A lender’s market presence may change based on its desire to establish a position (or increase share) in the dental market, its overall credit availability, and its recent experience with defaults. As such, it’s worth talking to a few different lenders (or a commercial broker) to find the most attractive terms. It may also be prudent to make application to more than one lender to improve one’s negotiating position.
3. Seller Financing
When dentists do not have sufficient borrowing capacity or wish to manage the time frames over which they assume debt, sellers may need to participate in financing.

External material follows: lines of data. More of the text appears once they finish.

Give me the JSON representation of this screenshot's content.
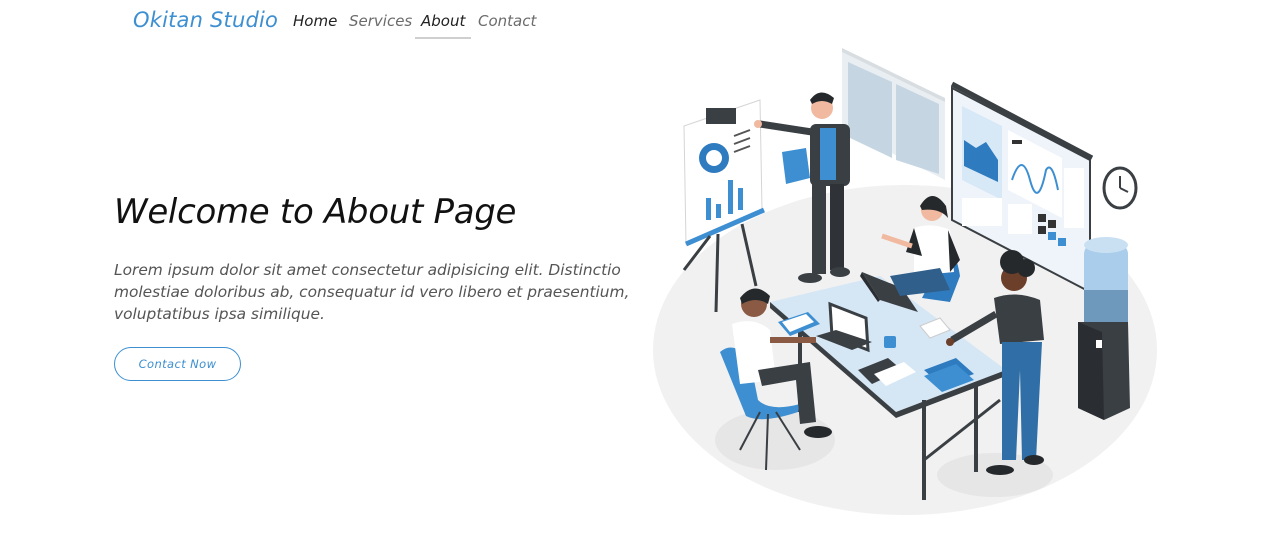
{
  "nav": {
    "brand": "Okitan Studio",
    "links": [
      {
        "label": "Home"
      },
      {
        "label": "Services"
      },
      {
        "label": "About"
      },
      {
        "label": "Contact"
      }
    ]
  },
  "hero": {
    "title": "Welcome to About Page",
    "text": "Lorem ipsum dolor sit amet consectetur adipisicing elit. Distinctio molestiae doloribus ab, consequatur id vero libero et praesentium, voluptatibus ipsa similique.",
    "cta_label": "Contact Now"
  },
  "colors": {
    "accent": "#3d8fd1",
    "text_dark": "#111111",
    "text_muted": "#555555"
  },
  "illustration": {
    "icon": "team-meeting-illustration"
  }
}
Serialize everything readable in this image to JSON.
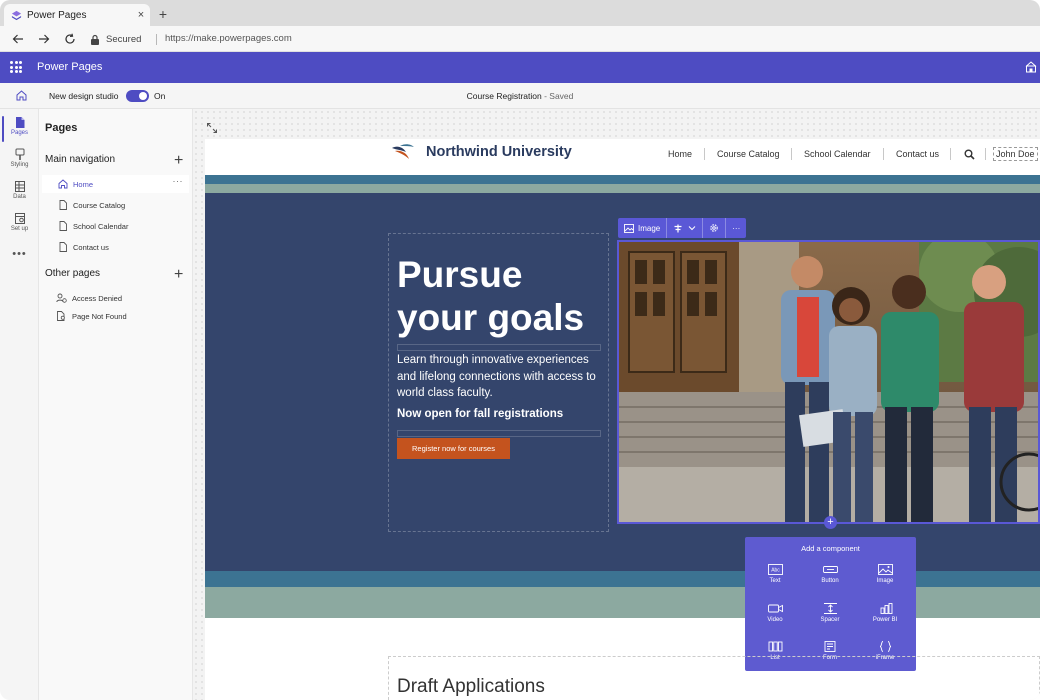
{
  "browser": {
    "tab_title": "Power Pages",
    "close_glyph": "×",
    "new_tab_glyph": "+",
    "secured_label": "Secured",
    "url": "https://make.powerpages.com"
  },
  "app": {
    "name": "Power Pages",
    "accent": "#4e4cc2"
  },
  "command_bar": {
    "new_design_studio_label": "New design studio",
    "toggle_state": "On",
    "document_name": "Course Registration",
    "document_status": " - Saved"
  },
  "rail": {
    "items": [
      {
        "label": "Pages",
        "icon": "pages-icon"
      },
      {
        "label": "Styling",
        "icon": "styling-icon"
      },
      {
        "label": "Data",
        "icon": "data-icon"
      },
      {
        "label": "Set up",
        "icon": "setup-icon"
      }
    ],
    "more_glyph": "•••"
  },
  "pages_panel": {
    "title": "Pages",
    "main_nav_label": "Main navigation",
    "main_nav": [
      "Home",
      "Course Catalog",
      "School Calendar",
      "Contact us"
    ],
    "other_pages_label": "Other pages",
    "other_pages": [
      "Access Denied",
      "Page Not Found"
    ],
    "plus_glyph": "+",
    "more_glyph": "···"
  },
  "site": {
    "brand": "Northwind University",
    "nav": [
      "Home",
      "Course Catalog",
      "School Calendar",
      "Contact us"
    ],
    "user": "John Doe",
    "hero_title": "Pursue your goals",
    "hero_body": "Learn through innovative experiences and lifelong connections with access to world class faculty.",
    "hero_strong": "Now open for fall registrations",
    "cta": "Register now for courses",
    "draft_title": "Draft Applications",
    "colors": {
      "hero_bg": "#34456c",
      "band_blue": "#3c7392",
      "band_sage": "#8ca9a0",
      "cta": "#c4531e"
    }
  },
  "image_toolbar": {
    "image_label": "Image",
    "more_glyph": "···"
  },
  "add_component": {
    "add_glyph": "+",
    "title": "Add a component",
    "items": [
      "Text",
      "Button",
      "Image",
      "Video",
      "Spacer",
      "Power BI",
      "List",
      "Form",
      "iFrame"
    ]
  }
}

With an associate partnership buy-in to buy-out, a solo practitioner adds a dentist who agrees to purchase 50% of the practice within a prescribed time frame. This arrangement works best among individuals who enjoy collaborating with other professionals and for whom a mentoring relationship confers mutual benefit. After working as partners for a pre-set or variable time frame, the associate agrees to purchase the remaining 50% share. If the practice has grown to occupy two full-time dentists, a strategy must be put in place to support the original dentist’s retirement.
An associate buy-out generally involves a shorter period of employment during which the associate establishes rapport with staff and patients while securing the financial resources for business transfer. The seller may opt to reduce his or her patient load gradually to make room for the buyer while adjusting to a new phase of life. The seller may remain as a parttime employee after the transfer for some period of time.
In either case, formal contracts dictating the terms of the agreement reduce the incidence of costly misunderstandings and conflicts downstream. These contracts specify both parties’ duties and obligations, the financial terms of engagement, and time frames for key milestones and/or decision points. This recommendation proves useful even when transactions involve family members as it ensures that everyone is on the same page.
When dentists cannot secure loans independently or enter into associate buyout arrangements, they have the option to enlist the support of family members or friends. Recent graduates may draw upon this form of dental practice financing due to their high debt load from dental school combined with their lack of experience in practice management and loan repayment. Such cases call for a brutal honesty with respect to the borrower’s reasonable ability to service the debt and the lender’s reasonable ability to assume the risk of loss. All parties to loan default experience unpleasant side effects financially and emotionally. When such transactions involve intimates, the impact to relationships can be long-lasting.
Dot Your Is and Cross Your Ts
When preparing a loan application, make excellence the hallmark of your efforts. Provide a complete application with all required schedules and attachments. Be your own advocate and make a compelling business case for your credit request. Offer written explanations for anomalies or potential lender concerns. Identify assets that can be pledged as collateral. Respond quickly to lender inquiries.
Access to credit correlates strongly with practice success. Make time to attend to this key aspect of your practice. Leverage outside expertise to help polish and present your personal and professional stories in the best possible light.